Make a Budget

Every study abroad experience requires some financial planning and it is important to anticipate expenses, both those billed by Washington University and those that will be out-of-pocket, so you can enjoy your experience without breaking the bank. It can be helpful to create categories for expenses such as “fixed” for international health insurance and tuition or “essential” like international airfare, housing, food not covered by program costs, and public transportation and make sure those costs can be covered. Students should set a budget for personal expenses like toiletries, personal purchases, entertainment and personal travel. It is always useful to have a reserve fund in case of emergency or other unforeseen expenses. Program-specific cost information can be found by visiting the program page.

Withdrawal and Refund

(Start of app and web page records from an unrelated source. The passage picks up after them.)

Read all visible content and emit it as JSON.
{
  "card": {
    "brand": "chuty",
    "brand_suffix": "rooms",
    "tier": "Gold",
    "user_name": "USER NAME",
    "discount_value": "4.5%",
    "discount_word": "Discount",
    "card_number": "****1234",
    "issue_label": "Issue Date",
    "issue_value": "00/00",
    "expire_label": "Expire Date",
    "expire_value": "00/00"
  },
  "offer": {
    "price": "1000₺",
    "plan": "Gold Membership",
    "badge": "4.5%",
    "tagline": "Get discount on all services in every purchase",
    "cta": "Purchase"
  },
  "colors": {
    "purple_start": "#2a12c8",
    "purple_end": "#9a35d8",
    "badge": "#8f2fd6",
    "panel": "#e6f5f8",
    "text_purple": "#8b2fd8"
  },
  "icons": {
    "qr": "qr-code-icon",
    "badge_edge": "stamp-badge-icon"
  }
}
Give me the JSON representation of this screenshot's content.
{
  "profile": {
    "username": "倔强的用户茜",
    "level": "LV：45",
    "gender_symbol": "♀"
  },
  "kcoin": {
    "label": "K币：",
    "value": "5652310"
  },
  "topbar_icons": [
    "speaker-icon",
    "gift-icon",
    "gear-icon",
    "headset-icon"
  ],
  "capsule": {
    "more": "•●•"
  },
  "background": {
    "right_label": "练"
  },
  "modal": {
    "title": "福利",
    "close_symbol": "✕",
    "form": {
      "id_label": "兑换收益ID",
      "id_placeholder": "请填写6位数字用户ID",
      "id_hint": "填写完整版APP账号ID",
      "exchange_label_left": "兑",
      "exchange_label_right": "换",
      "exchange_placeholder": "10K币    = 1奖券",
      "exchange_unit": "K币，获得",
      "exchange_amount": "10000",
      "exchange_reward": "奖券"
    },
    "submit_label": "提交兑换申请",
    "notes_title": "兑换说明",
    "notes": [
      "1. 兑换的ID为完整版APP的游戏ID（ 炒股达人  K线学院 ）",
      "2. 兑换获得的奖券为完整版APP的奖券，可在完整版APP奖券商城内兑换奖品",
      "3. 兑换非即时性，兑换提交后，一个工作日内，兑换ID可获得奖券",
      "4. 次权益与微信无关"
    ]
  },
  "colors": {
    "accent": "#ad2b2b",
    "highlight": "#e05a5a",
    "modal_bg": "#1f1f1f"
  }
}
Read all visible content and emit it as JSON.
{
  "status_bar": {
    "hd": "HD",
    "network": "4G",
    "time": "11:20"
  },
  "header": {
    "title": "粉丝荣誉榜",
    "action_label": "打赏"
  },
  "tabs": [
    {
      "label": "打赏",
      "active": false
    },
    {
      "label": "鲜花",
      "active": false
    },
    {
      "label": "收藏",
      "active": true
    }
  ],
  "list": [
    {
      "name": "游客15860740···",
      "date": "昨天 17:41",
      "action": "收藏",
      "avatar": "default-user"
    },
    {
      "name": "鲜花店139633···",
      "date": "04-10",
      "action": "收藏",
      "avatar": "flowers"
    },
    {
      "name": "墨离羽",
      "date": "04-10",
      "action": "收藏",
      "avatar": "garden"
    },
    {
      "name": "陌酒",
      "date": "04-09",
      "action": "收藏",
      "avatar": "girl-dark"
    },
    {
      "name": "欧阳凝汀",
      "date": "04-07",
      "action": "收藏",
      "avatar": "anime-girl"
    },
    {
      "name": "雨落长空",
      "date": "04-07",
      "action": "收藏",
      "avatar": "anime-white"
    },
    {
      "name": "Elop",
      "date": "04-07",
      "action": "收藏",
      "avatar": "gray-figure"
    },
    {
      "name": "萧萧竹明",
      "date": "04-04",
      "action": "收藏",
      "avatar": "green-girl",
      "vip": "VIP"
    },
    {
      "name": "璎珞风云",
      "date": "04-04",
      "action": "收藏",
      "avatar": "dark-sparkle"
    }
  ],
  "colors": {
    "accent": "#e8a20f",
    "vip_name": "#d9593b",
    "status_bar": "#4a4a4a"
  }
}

Circumstances, both academic and personal, can change significantly between the time a student applies to study abroad and the time that the program concludes. Those changes may make it necessary for the student to rethink the decision to study abroad and this can happen either before the start of the program or once the program has begun. If a student decides to withdraw, they must notify the Office of Overseas Programs in writing. Unless the student is incapacitated, the notification must come directly from the student and include the student's name, Washington University student ID number, program sponsor, program location, date, and reason for withdrawal. It is also a student’s responsibility to notify the program provider of the decision, if applicable. If the withdrawal occurs prior to October 1 for Spring programs and prior to June 1 for Fall/Academic year programs, financial consequences are likely to be limited. If the withdrawal occurs after the start of the program, financial consequences can be significant and it is unlikely any credit can be awarded if the student has not completed the scheduled academic instruction and examinations. For further information, please see the Withdrawal Policy and Refund Policy

Selecting a Program

Once you've thought about your academic goals and the type of experience you want to have, search our Program Database.

Academic Considerations

There are a number of academic factors to consider when selecting a program. Among the primary ones are whether the student meets (or can meet) the program’s eligibility requirements and whether the program is approved for one of the student’s majors, minors, or areas of significant concentration. Students should also consider their individual needs, such as, whether a program’s curriculum will allow them to meet their specific foreign language or cultural goals; satisfy requirements specific to their academic field; or meet Washington University distribution requirements.

Program Types

Study abroad programs can take many forms. Some are focused on field research and others involve direct enrollment in a partner university abroad.  A program may combine direct enrollment with courses taught exclusively for U.S. students, or offer a full curriculum for students from U.S. universities. It is essential that the student understands to which kind of program they are applying. Talk to an Overseas Programs advisor and perhaps a student alum of the program about its benefits and potential drawbacks.

Personal Considerations

Personal considerations, both needs and preferences, should also be part of the program choice. A student who is happiest in large cities may not do well in a program that takes place in a primarily rural setting with limited facilities. A student with any disability that requires accommodations or severe food allergies needs to be aware of whether their needs can be met. It is best if students do some soul searching first, then some research, to assure the program will be appropriate both personally and academically. 

Search Online Database

  1. Open our Program Database.
  2. Choose your major, minor, or other area of significant concentration in the list of approved departments and select any additional parameters that match your interests. 
  3. Click on the program name to view an information brochure. Brochures include basic information about eligibility, academics, location, and other program details.